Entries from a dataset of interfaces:
● ● ● ●

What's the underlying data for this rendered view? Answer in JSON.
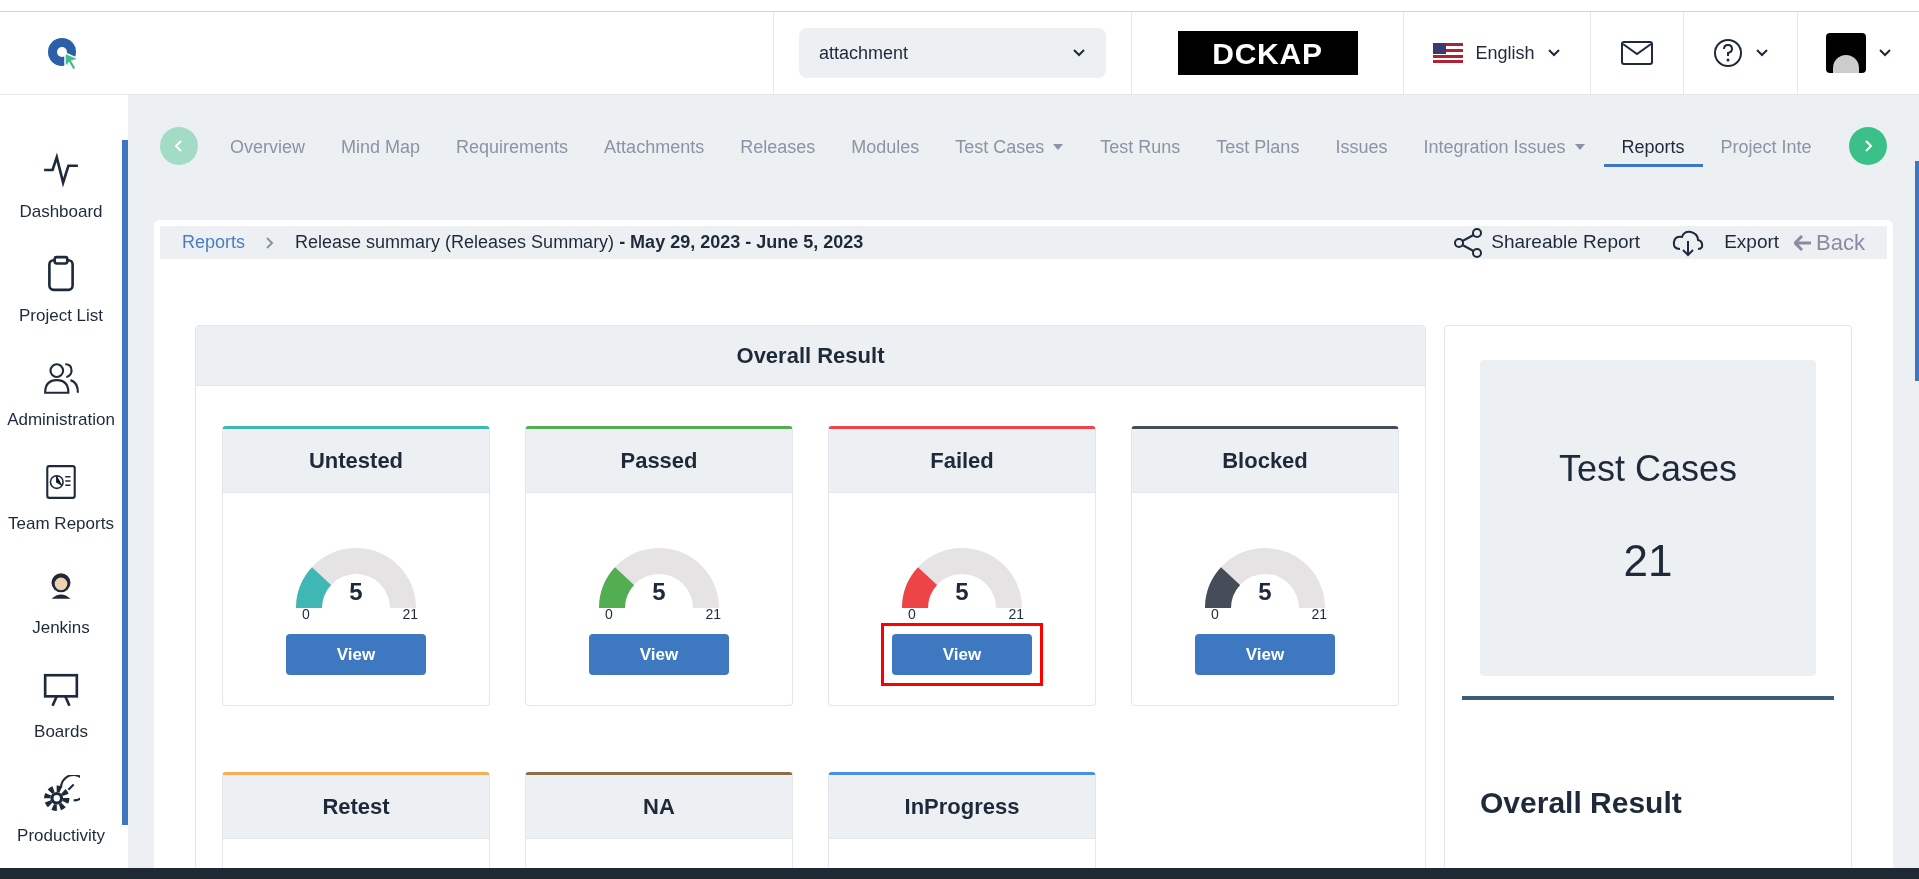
{
  "header": {
    "project_select": {
      "value": "attachment"
    },
    "brand_logo_text": "DCKAP",
    "language": "English"
  },
  "sidebar": {
    "items": [
      {
        "label": "Dashboard",
        "kind": "pulse"
      },
      {
        "label": "Project List",
        "kind": "clipboard"
      },
      {
        "label": "Administration",
        "kind": "users"
      },
      {
        "label": "Team Reports",
        "kind": "report"
      },
      {
        "label": "Jenkins",
        "kind": "person"
      },
      {
        "label": "Boards",
        "kind": "board"
      },
      {
        "label": "Productivity",
        "kind": "gear"
      }
    ]
  },
  "tabs": [
    {
      "label": "Overview",
      "selected": false,
      "dropdown": false
    },
    {
      "label": "Mind Map",
      "selected": false,
      "dropdown": false
    },
    {
      "label": "Requirements",
      "selected": false,
      "dropdown": false
    },
    {
      "label": "Attachments",
      "selected": false,
      "dropdown": false
    },
    {
      "label": "Releases",
      "selected": false,
      "dropdown": false
    },
    {
      "label": "Modules",
      "selected": false,
      "dropdown": false
    },
    {
      "label": "Test Cases",
      "selected": false,
      "dropdown": true
    },
    {
      "label": "Test Runs",
      "selected": false,
      "dropdown": false
    },
    {
      "label": "Test Plans",
      "selected": false,
      "dropdown": false
    },
    {
      "label": "Issues",
      "selected": false,
      "dropdown": false
    },
    {
      "label": "Integration Issues",
      "selected": false,
      "dropdown": true
    },
    {
      "label": "Reports",
      "selected": true,
      "dropdown": false
    },
    {
      "label": "Project Inte",
      "selected": false,
      "dropdown": false
    }
  ],
  "breadcrumb": {
    "link": "Reports",
    "title": "Release summary (Releases Summary) **- May 29, 2023 - June 5, 2023**"
  },
  "actions": {
    "share": "Shareable Report",
    "export": "Export",
    "back": "Back"
  },
  "overall_result": {
    "title": "Overall Result",
    "cards": [
      {
        "title": "Untested",
        "color": "#3fb8b5",
        "level": 0.238,
        "value": "5",
        "min": "0",
        "max": "21",
        "button": "View",
        "highlighted": false
      },
      {
        "title": "Passed",
        "color": "#53ad51",
        "level": 0.238,
        "value": "5",
        "min": "0",
        "max": "21",
        "button": "View",
        "highlighted": false
      },
      {
        "title": "Failed",
        "color": "#ee4448",
        "level": 0.238,
        "value": "5",
        "min": "0",
        "max": "21",
        "button": "View",
        "highlighted": true
      },
      {
        "title": "Blocked",
        "color": "#474c59",
        "level": 0.238,
        "value": "5",
        "min": "0",
        "max": "21",
        "button": "View",
        "highlighted": false
      },
      {
        "title": "Retest",
        "color": "#f6ad55"
      },
      {
        "title": "NA",
        "color": "#8b6f47"
      },
      {
        "title": "InProgress",
        "color": "#4a8ee6"
      }
    ]
  },
  "summary": {
    "label": "Test Cases",
    "count": "21",
    "section_title": "Overall Result"
  }
}
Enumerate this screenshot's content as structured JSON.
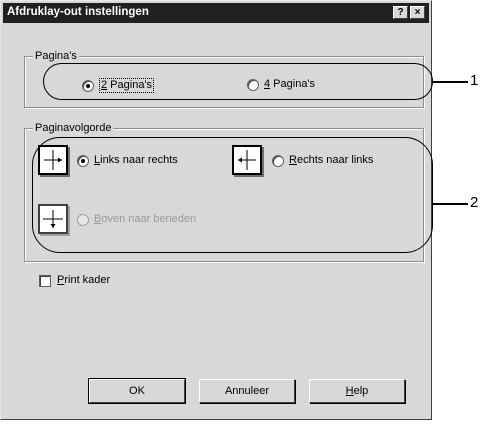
{
  "dialog": {
    "title": "Afdruklay-out instellingen",
    "help_glyph": "?",
    "close_glyph": "×"
  },
  "pages_group": {
    "label": "Pagina's",
    "options": [
      {
        "mnemonic": "2",
        "rest": " Pagina's",
        "checked": true
      },
      {
        "mnemonic": "4",
        "rest": " Pagina's",
        "checked": false
      }
    ]
  },
  "order_group": {
    "label": "Paginavolgorde",
    "options": [
      {
        "mnemonic": "L",
        "rest": "inks naar rechts",
        "checked": true,
        "disabled": false,
        "icon": "left-to-right-order-icon"
      },
      {
        "mnemonic": "R",
        "rest": "echts naar links",
        "checked": false,
        "disabled": false,
        "icon": "right-to-left-order-icon"
      },
      {
        "mnemonic": "B",
        "rest": "oven naar beneden",
        "checked": false,
        "disabled": true,
        "icon": "top-to-bottom-order-icon"
      }
    ]
  },
  "print_frames": {
    "mnemonic": "P",
    "rest": "rint kader",
    "checked": false
  },
  "buttons": {
    "ok": "OK",
    "cancel": "Annuleer",
    "help_mnemonic": "H",
    "help_rest": "elp"
  },
  "callouts": {
    "one": "1",
    "two": "2"
  }
}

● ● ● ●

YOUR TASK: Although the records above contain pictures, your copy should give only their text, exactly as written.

SOLUTION:
What's the underlying data for this rendered view? Answer in JSON.
{
  "header": {
    "project_select": {
      "value": "attachment"
    },
    "brand_logo_text": "DCKAP",
    "language": "English"
  },
  "sidebar": {
    "items": [
      {
        "label": "Dashboard",
        "kind": "pulse"
      },
      {
        "label": "Project List",
        "kind": "clipboard"
      },
      {
        "label": "Administration",
        "kind": "users"
      },
      {
        "label": "Team Reports",
        "kind": "report"
      },
      {
        "label": "Jenkins",
        "kind": "person"
      },
      {
        "label": "Boards",
        "kind": "board"
      },
      {
        "label": "Productivity",
        "kind": "gear"
      }
    ]
  },
  "tabs": [
    {
      "label": "Overview",
      "selected": false,
      "dropdown": false
    },
    {
      "label": "Mind Map",
      "selected": false,
      "dropdown": false
    },
    {
      "label": "Requirements",
      "selected": false,
      "dropdown": false
    },
    {
      "label": "Attachments",
      "selected": false,
      "dropdown": false
    },
    {
      "label": "Releases",
      "selected": false,
      "dropdown": false
    },
    {
      "label": "Modules",
      "selected": false,
      "dropdown": false
    },
    {
      "label": "Test Cases",
      "selected": false,
      "dropdown": true
    },
    {
      "label": "Test Runs",
      "selected": false,
      "dropdown": false
    },
    {
      "label": "Test Plans",
      "selected": false,
      "dropdown": false
    },
    {
      "label": "Issues",
      "selected": false,
      "dropdown": false
    },
    {
      "label": "Integration Issues",
      "selected": false,
      "dropdown": true
    },
    {
      "label": "Reports",
      "selected": true,
      "dropdown": false
    },
    {
      "label": "Project Inte",
      "selected": false,
      "dropdown": false
    }
  ],
  "breadcrumb": {
    "link": "Reports",
    "title": "Release summary (Releases Summary) **- May 29, 2023 - June 5, 2023**"
  },
  "actions": {
    "share": "Shareable Report",
    "export": "Export",
    "back": "Back"
  },
  "overall_result": {
    "title": "Overall Result",
    "cards": [
      {
        "title": "Untested",
        "color": "#3fb8b5",
        "level": 0.238,
        "value": "5",
        "min": "0",
        "max": "21",
        "button": "View",
        "highlighted": false
      },
      {
        "title": "Passed",
        "color": "#53ad51",
        "level": 0.238,
        "value": "5",
        "min": "0",
        "max": "21",
        "button": "View",
        "highlighted": false
      },
      {
        "title": "Failed",
        "color": "#ee4448",
        "level": 0.238,
        "value": "5",
        "min": "0",
        "max": "21",
        "button": "View",
        "highlighted": true
      },
      {
        "title": "Blocked",
        "color": "#474c59",
        "level": 0.238,
        "value": "5",
        "min": "0",
        "max": "21",
        "button": "View",
        "highlighted": false
      },
      {
        "title": "Retest",
        "color": "#f6ad55"
      },
      {
        "title": "NA",
        "color": "#8b6f47"
      },
      {
        "title": "InProgress",
        "color": "#4a8ee6"
      }
    ]
  },
  "summary": {
    "label": "Test Cases",
    "count": "21",
    "section_title": "Overall Result"
  }
}
Enumerate this screenshot's content as structured JSON.
{
  "dialog": {
    "title": "Afdruklay-out instellingen",
    "help_glyph": "?",
    "close_glyph": "×"
  },
  "pages_group": {
    "label": "Pagina's",
    "options": [
      {
        "mnemonic": "2",
        "rest": " Pagina's",
        "checked": true
      },
      {
        "mnemonic": "4",
        "rest": " Pagina's",
        "checked": false
      }
    ]
  },
  "order_group": {
    "label": "Paginavolgorde",
    "options": [
      {
        "mnemonic": "L",
        "rest": "inks naar rechts",
        "checked": true,
        "disabled": false,
        "icon": "left-to-right-order-icon"
      },
      {
        "mnemonic": "R",
        "rest": "echts naar links",
        "checked": false,
        "disabled": false,
        "icon": "right-to-left-order-icon"
      },
      {
        "mnemonic": "B",
        "rest": "oven naar beneden",
        "checked": false,
        "disabled": true,
        "icon": "top-to-bottom-order-icon"
      }
    ]
  },
  "print_frames": {
    "mnemonic": "P",
    "rest": "rint kader",
    "checked": false
  },
  "buttons": {
    "ok": "OK",
    "cancel": "Annuleer",
    "help_mnemonic": "H",
    "help_rest": "elp"
  },
  "callouts": {
    "one": "1",
    "two": "2"
  }
}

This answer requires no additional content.